(CNN) -- Lawyers representing world 800 meters champion Caster Semenya have told CNN they will protect her right to race after she was prevented from competing in South Africa this week.
Semenya has not taken part in an athletics meeting since taking gold at the World Championship in Berlin last August, at which she was asked to undergo a gender test by the International Association of Athletics Federations (IAAF).
Even though the IAAF's vedict has yet to be delivered, Semenya announced in March she was returning to action.
But Semenya's lawyer, Jeffrey L. Kessler of U.S.-based firm Dewey and LeBoeuf, told CNN Wednesday that Semenya had been prevented from competing in South Africa this week.
He said: "Apparently Athletics South Africa (ASA) and IAAF have refused to permit Caster to race. We will take whatever steps are necessary to protect Caster's right to compete without restriction."
In January, the International Association of Athletics Federations (IAAF) announced that Semenya was free to run competitively, only to be contradicted by South African Olympic Committee president Gideon Sam who said she would not be permitted to compete until the IAAF had made its ruling.
In a statement released on Tuesday, Semenya was critical of the IAAF for taking such a long time over its investigation.
She said: "Unfortunately these processes have dragged on for far too long with no reasonable certainty as to their end.

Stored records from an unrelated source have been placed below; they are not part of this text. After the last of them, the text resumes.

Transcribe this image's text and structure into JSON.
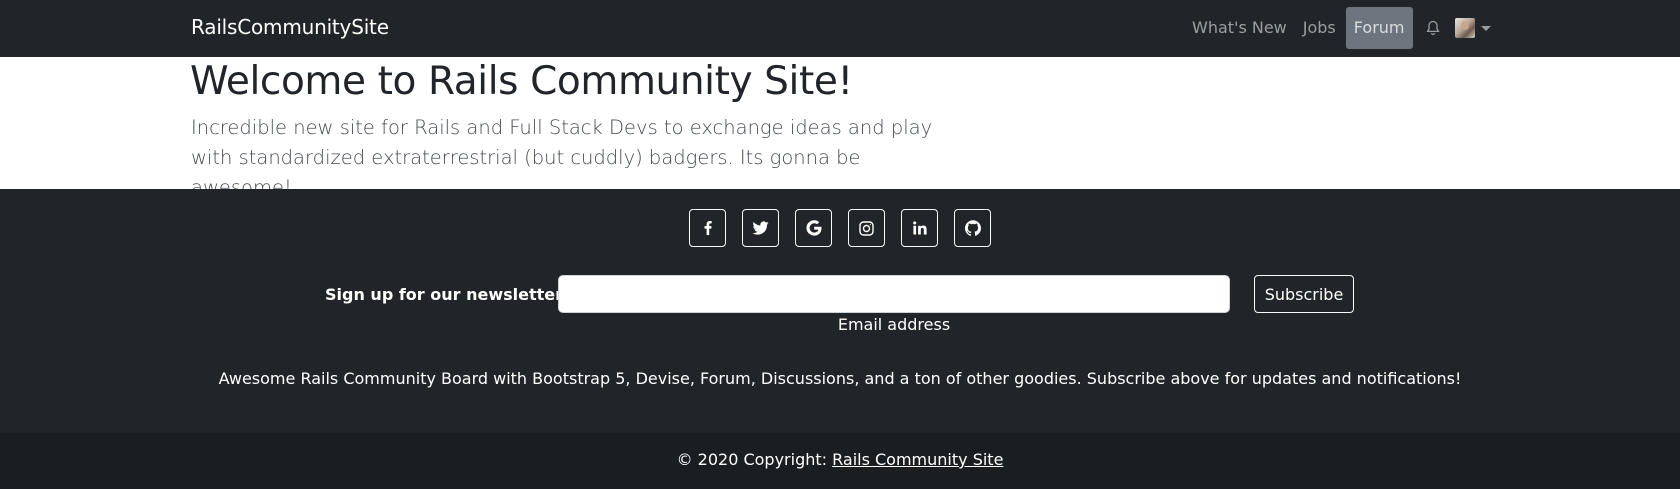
{
  "navbar": {
    "brand": "RailsCommunitySite",
    "links": [
      "What's New",
      "Jobs",
      "Forum"
    ],
    "active_link": "Forum",
    "icons": [
      "bell-icon",
      "avatar",
      "caret-down-icon"
    ]
  },
  "hero": {
    "title": "Welcome to Rails Community Site!",
    "lead": "Incredible new site for Rails and Full Stack Devs to exchange ideas and play with standardized extraterrestrial (but cuddly) badgers. Its gonna be awesome!"
  },
  "footer": {
    "social_icons": [
      "facebook-icon",
      "twitter-icon",
      "google-icon",
      "instagram-icon",
      "linkedin-icon",
      "github-icon"
    ],
    "newsletter_label": "Sign up for our newsletter",
    "email_value": "",
    "email_help": "Email address",
    "subscribe_label": "Subscribe",
    "blurb": "Awesome Rails Community Board with Bootstrap 5, Devise, Forum, Discussions, and a ton of other goodies. Subscribe above for updates and notifications!"
  },
  "copyright": {
    "prefix": "© 2020 Copyright: ",
    "link_text": "Rails Community Site"
  },
  "colors": {
    "navbar_bg": "#212529",
    "footer_bg": "#212529",
    "copyright_bg": "#1b1e21",
    "active_nav_bg": "#6c757d"
  }
}
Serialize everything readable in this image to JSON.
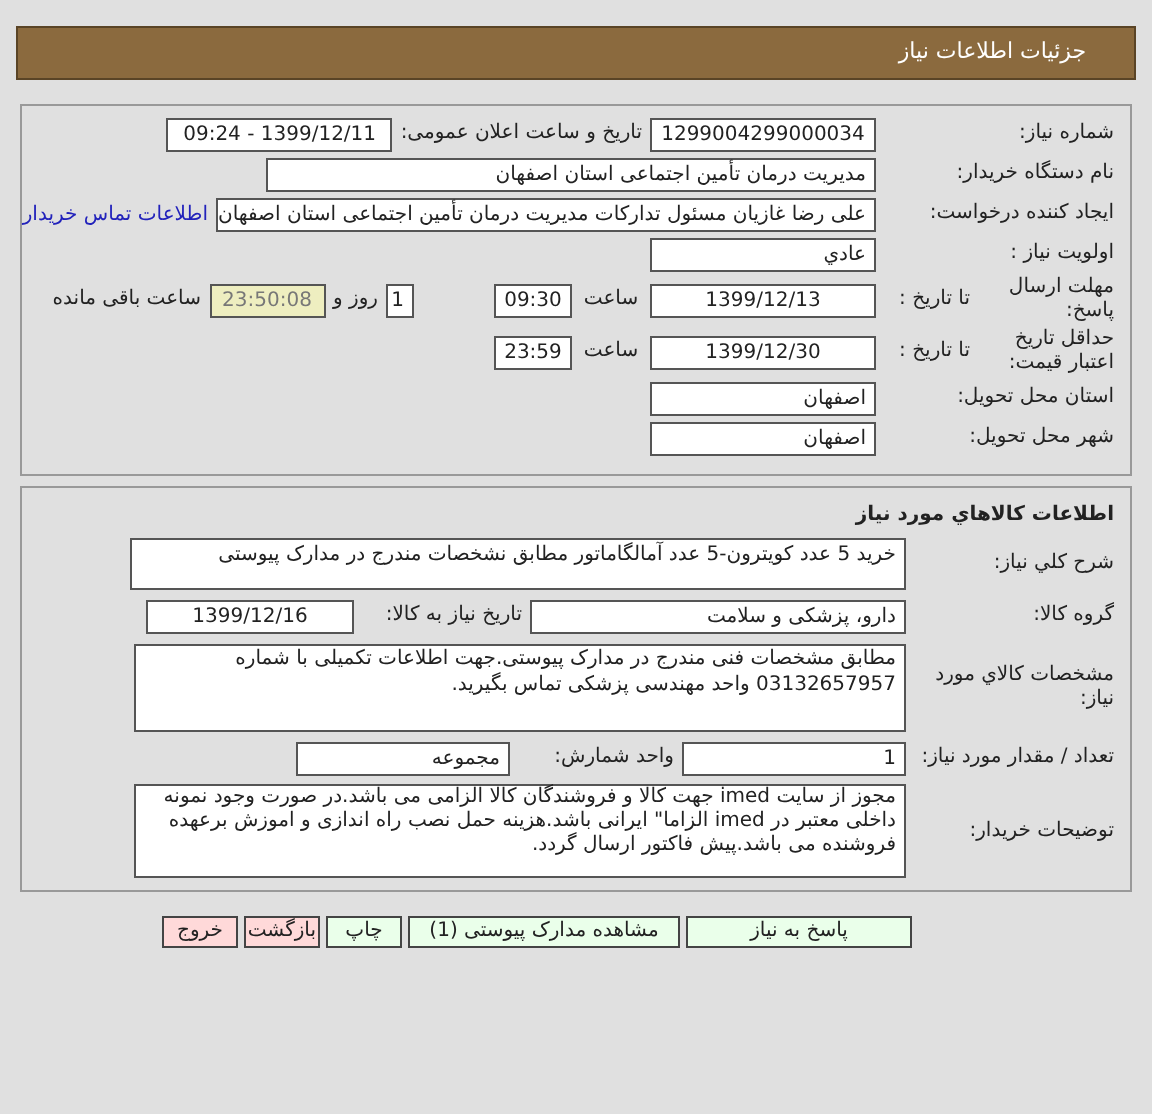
{
  "header": {
    "title": "جزئیات اطلاعات نیاز"
  },
  "need_info": {
    "need_number": {
      "label": "شماره نیاز:",
      "value": "1299004299000034"
    },
    "announce": {
      "label": "تاریخ و ساعت اعلان عمومی:",
      "value": "1399/12/11 - 09:24"
    },
    "buyer_org": {
      "label": "نام دستگاه خریدار:",
      "value": "مدیریت درمان تأمین اجتماعی استان اصفهان"
    },
    "requester": {
      "label": "ایجاد کننده درخواست:",
      "value": "علی رضا غازیان مسئول تدارکات مدیریت درمان تأمین اجتماعی استان اصفهان",
      "link": "اطلاعات تماس خریدار"
    },
    "priority": {
      "label": "اولویت نیاز :",
      "value": "عادي"
    },
    "response_deadline": {
      "label": "مهلت ارسال پاسخ:",
      "to_date_label": "تا تاریخ :",
      "date": "1399/12/13",
      "time_label": "ساعت",
      "time": "09:30",
      "days": "1",
      "days_label": "روز و",
      "remaining": "23:50:08",
      "remaining_label": "ساعت باقی مانده"
    },
    "price_validity": {
      "label": "حداقل تاریخ اعتبار قیمت:",
      "to_date_label": "تا تاریخ :",
      "date": "1399/12/30",
      "time_label": "ساعت",
      "time": "23:59"
    },
    "province": {
      "label": "استان محل تحویل:",
      "value": "اصفهان"
    },
    "city": {
      "label": "شهر محل تحویل:",
      "value": "اصفهان"
    }
  },
  "goods": {
    "title": "اطلاعات کالاهاي مورد نياز",
    "description": {
      "label": "شرح کلي نياز:",
      "value": "خرید 5 عدد کویترون-5 عدد آمالگاماتور مطابق نشخصات مندرج در مدارک پیوستی"
    },
    "group": {
      "label": "گروه کالا:",
      "value": "دارو، پزشکی و سلامت"
    },
    "need_date": {
      "label": "تاریخ نیاز به کالا:",
      "value": "1399/12/16"
    },
    "specs": {
      "label": "مشخصات کالاي مورد نياز:",
      "value": "مطابق مشخصات فنی مندرج در مدارک پیوستی.جهت اطلاعات تکمیلی با شماره 03132657957 واحد مهندسی پزشکی تماس بگیرید."
    },
    "quantity": {
      "label": "تعداد / مقدار مورد نیاز:",
      "value": "1"
    },
    "unit": {
      "label": "واحد شمارش:",
      "value": "مجموعه"
    },
    "buyer_notes": {
      "label": "توضیحات خریدار:",
      "value": "مجوز از سایت imed جهت کالا و فروشندگان کالا الزامی می باشد.در صورت وجود نمونه داخلی معتبر در imed الزاما\" ایرانی باشد.هزینه حمل نصب راه اندازی و اموزش برعهده فروشنده می باشد.پیش فاکتور ارسال گردد."
    }
  },
  "buttons": [
    {
      "label": "پاسخ به نیاز",
      "kind": "action"
    },
    {
      "label": "مشاهده مدارک پیوستی (1)",
      "kind": "action"
    },
    {
      "label": "چاپ",
      "kind": "action"
    },
    {
      "label": "بازگشت",
      "kind": "exit"
    },
    {
      "label": "خروج",
      "kind": "exit"
    }
  ]
}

The result is that my athletic capabilities and earning potential are being severely compromised."
Reuters.com reported IAAF spokesman Nick Davies as saying: "The IAAF will have no comment until the process is complete."